*THE INPUT*
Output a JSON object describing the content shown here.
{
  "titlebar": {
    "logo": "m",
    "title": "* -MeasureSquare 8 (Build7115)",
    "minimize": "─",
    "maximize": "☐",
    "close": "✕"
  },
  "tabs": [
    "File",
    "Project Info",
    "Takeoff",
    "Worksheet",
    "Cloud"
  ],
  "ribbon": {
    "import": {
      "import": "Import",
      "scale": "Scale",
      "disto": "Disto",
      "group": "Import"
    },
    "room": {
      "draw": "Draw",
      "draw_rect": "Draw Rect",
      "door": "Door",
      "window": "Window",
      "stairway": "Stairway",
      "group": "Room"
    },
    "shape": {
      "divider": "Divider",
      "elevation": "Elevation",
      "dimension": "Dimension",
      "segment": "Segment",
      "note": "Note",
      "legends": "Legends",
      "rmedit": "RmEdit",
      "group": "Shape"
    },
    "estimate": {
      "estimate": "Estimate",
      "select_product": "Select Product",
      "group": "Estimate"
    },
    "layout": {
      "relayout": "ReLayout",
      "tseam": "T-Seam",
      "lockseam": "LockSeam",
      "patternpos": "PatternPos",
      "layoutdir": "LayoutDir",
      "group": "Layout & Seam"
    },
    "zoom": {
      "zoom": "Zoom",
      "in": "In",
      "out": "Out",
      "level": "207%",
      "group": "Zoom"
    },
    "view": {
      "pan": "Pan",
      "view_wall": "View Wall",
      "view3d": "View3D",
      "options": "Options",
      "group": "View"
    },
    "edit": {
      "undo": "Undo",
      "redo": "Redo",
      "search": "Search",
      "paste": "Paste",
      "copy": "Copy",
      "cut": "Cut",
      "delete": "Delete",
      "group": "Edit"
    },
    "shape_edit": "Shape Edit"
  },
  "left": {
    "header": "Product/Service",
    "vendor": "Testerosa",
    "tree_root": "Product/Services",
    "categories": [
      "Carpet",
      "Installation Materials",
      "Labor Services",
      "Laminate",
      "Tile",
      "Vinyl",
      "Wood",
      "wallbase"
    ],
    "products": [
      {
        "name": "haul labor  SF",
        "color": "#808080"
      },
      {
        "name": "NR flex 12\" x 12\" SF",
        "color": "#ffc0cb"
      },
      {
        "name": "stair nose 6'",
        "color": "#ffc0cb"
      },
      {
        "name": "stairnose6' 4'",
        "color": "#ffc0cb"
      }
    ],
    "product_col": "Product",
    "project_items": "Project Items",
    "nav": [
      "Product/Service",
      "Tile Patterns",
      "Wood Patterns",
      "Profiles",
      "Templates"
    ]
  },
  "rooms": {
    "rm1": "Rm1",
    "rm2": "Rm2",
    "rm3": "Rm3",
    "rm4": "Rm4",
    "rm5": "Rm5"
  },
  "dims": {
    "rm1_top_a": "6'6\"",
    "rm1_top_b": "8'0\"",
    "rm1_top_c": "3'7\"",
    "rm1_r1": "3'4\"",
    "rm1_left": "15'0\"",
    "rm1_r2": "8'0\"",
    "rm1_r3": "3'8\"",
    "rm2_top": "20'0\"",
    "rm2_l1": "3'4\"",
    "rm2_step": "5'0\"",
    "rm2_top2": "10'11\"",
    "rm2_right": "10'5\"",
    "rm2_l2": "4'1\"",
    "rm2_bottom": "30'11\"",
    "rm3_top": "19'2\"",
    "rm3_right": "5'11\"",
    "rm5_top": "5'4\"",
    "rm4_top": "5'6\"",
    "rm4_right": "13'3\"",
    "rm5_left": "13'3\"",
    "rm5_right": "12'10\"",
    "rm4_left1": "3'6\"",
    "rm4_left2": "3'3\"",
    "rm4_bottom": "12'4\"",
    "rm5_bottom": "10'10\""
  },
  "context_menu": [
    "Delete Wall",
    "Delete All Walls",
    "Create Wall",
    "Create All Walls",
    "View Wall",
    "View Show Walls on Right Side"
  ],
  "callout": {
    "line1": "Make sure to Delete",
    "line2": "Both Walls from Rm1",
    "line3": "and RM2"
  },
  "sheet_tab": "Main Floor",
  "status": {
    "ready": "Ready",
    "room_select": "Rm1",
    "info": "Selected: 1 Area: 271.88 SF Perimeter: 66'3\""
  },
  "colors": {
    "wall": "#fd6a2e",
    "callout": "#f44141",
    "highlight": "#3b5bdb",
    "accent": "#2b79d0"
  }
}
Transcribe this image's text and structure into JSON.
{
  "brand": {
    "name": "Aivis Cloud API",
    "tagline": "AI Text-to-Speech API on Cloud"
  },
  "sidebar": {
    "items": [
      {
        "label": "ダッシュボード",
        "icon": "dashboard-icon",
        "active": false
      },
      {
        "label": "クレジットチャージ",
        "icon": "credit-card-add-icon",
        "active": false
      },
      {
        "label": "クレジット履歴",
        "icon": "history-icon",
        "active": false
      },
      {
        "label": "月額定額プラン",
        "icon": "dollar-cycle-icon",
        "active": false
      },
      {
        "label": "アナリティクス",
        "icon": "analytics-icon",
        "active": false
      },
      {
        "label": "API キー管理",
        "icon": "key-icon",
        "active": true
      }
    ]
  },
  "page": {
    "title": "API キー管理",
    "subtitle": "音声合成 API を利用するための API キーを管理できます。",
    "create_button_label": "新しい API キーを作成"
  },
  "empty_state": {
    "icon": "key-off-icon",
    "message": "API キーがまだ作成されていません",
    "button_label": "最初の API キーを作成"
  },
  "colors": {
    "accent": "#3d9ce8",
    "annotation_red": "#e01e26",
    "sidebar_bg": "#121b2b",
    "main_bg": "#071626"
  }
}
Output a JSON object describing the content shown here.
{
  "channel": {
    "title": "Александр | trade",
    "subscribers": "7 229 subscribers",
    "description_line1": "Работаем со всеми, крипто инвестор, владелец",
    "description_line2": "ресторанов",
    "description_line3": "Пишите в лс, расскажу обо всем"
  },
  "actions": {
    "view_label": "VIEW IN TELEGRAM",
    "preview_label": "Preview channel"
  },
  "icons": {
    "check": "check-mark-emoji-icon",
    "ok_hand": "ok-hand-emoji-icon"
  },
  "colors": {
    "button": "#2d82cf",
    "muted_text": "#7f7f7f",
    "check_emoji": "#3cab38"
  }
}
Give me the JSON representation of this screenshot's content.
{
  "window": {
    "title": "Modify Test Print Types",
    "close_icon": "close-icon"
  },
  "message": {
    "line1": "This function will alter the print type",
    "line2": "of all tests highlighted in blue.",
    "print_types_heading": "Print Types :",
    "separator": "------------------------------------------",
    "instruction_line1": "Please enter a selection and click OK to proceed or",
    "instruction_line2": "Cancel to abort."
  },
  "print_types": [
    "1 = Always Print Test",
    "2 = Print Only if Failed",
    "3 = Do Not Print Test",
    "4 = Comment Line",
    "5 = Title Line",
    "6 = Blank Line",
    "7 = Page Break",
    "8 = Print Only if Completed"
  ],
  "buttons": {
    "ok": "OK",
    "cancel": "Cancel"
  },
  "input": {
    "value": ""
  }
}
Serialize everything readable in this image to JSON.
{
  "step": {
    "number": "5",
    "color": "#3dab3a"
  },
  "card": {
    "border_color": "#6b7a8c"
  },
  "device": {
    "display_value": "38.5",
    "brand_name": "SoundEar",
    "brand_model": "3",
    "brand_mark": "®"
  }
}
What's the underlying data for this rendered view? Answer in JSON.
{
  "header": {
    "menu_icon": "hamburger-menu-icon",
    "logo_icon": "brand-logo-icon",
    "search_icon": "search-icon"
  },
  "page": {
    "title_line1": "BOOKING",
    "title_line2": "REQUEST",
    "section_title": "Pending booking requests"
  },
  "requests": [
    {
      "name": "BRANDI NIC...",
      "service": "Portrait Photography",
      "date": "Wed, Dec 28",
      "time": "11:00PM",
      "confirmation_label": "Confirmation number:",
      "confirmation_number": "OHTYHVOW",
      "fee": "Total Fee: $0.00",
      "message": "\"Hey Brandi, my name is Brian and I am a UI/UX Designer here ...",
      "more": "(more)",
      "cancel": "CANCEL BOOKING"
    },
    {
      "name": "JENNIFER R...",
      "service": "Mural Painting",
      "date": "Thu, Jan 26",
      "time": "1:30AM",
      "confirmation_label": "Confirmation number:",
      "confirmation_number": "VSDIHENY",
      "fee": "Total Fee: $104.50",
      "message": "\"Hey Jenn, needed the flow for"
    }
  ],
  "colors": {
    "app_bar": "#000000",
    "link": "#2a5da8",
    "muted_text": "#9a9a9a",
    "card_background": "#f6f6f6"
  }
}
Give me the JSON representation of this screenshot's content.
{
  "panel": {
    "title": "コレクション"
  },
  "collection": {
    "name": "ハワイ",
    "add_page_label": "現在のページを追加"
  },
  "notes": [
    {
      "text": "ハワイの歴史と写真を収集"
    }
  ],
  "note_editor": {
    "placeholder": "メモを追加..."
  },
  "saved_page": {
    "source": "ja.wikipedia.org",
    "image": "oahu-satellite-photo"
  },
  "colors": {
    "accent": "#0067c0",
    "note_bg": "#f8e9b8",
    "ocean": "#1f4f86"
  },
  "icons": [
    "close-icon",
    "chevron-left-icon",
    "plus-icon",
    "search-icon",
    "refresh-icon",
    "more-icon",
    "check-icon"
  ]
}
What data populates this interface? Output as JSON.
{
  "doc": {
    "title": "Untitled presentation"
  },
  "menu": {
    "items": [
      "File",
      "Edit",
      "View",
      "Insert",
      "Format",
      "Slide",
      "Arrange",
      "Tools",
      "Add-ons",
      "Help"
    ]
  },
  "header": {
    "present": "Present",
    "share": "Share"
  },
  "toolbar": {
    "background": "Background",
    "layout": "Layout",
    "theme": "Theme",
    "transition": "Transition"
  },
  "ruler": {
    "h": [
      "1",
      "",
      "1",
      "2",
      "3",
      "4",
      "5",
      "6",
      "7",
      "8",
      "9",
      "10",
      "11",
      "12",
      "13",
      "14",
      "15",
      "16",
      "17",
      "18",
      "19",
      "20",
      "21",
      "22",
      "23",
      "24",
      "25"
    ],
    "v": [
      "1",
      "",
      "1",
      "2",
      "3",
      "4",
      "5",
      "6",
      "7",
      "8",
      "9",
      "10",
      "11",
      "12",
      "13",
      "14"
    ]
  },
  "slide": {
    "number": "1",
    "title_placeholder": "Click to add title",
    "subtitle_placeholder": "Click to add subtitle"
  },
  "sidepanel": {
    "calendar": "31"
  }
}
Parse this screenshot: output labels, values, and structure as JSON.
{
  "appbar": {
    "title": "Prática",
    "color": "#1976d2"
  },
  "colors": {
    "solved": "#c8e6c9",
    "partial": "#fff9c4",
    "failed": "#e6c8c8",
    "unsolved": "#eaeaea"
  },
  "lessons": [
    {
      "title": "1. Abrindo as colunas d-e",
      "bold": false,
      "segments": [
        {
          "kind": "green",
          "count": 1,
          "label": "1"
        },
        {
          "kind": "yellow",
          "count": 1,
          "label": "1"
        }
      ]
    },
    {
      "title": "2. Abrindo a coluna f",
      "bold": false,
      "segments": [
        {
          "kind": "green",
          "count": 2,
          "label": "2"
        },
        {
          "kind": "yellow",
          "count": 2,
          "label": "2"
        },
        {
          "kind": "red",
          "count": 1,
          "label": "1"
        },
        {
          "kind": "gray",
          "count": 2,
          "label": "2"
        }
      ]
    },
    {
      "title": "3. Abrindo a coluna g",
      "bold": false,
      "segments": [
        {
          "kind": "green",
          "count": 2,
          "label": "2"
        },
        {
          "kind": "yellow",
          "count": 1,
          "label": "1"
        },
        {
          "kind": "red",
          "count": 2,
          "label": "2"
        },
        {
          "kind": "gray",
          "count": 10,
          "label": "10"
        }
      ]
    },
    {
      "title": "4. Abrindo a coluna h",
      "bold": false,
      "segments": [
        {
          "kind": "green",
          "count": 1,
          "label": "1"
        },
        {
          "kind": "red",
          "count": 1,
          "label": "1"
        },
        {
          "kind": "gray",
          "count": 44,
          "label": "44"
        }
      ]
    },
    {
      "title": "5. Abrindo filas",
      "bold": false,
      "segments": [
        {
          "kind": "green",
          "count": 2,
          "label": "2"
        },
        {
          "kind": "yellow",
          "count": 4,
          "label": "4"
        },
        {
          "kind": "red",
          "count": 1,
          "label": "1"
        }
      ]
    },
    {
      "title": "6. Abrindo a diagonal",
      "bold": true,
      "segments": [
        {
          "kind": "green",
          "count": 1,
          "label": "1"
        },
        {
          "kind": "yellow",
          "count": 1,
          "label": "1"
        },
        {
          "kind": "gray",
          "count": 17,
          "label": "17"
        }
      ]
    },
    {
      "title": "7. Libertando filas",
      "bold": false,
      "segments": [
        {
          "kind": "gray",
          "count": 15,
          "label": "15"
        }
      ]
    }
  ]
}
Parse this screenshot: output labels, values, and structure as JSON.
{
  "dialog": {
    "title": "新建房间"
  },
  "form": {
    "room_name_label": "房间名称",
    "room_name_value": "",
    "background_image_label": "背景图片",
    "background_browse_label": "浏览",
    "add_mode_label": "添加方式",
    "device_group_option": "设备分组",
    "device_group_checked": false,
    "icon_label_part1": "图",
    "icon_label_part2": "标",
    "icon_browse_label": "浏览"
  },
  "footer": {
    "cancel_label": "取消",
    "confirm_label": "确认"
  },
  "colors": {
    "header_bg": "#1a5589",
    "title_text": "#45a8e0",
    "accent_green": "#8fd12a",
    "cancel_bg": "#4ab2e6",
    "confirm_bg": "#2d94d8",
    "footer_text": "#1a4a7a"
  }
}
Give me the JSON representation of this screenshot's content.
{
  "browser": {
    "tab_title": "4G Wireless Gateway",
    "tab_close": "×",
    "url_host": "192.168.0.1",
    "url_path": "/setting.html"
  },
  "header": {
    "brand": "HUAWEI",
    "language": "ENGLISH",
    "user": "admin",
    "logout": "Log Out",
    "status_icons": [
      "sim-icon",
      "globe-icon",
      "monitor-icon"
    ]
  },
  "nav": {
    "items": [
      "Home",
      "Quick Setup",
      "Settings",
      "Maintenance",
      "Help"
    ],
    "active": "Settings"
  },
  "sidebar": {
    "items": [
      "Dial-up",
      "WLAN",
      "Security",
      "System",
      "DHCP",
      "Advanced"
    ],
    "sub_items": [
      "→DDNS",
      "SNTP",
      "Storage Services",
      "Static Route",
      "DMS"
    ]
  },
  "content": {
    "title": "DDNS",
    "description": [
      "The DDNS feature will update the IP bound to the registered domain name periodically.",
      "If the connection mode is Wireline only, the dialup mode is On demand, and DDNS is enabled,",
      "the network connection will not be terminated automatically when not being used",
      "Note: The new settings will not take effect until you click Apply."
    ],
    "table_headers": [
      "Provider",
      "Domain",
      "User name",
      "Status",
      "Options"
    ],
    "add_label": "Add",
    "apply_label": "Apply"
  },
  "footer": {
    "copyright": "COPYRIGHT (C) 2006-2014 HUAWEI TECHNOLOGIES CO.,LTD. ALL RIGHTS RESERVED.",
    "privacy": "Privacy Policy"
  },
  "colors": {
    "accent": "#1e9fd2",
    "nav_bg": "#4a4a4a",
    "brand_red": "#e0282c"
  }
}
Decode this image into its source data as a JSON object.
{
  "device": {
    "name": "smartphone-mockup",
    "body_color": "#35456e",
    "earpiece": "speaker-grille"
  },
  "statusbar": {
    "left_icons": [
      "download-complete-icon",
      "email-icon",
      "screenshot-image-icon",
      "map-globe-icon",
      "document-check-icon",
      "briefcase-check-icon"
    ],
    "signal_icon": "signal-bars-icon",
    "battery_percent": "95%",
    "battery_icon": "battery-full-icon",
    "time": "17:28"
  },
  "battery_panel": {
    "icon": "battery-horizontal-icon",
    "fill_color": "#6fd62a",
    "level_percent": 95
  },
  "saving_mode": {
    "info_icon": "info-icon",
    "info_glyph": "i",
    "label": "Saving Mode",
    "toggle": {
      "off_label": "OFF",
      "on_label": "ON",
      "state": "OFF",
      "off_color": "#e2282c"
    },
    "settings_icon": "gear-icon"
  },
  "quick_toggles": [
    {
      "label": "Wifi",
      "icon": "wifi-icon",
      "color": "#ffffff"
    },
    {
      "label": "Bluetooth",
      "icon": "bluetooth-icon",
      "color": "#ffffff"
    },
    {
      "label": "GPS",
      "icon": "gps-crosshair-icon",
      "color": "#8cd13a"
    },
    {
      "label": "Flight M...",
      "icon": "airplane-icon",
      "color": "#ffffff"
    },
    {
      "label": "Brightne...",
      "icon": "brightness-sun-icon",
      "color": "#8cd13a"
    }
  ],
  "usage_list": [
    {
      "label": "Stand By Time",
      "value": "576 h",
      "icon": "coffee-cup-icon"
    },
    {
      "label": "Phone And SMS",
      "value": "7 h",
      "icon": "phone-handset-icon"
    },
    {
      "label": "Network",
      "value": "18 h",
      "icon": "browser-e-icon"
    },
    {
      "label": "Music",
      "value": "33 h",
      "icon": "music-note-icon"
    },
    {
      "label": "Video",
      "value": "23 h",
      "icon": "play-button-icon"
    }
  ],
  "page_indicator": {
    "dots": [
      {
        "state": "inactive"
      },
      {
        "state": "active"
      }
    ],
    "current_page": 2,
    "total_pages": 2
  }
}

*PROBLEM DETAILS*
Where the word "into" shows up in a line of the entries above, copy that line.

*RESULT OF THE EXERCISE*
Transcribe this image's text and structure into JSON.
Decode this image into its source data as a JSON object.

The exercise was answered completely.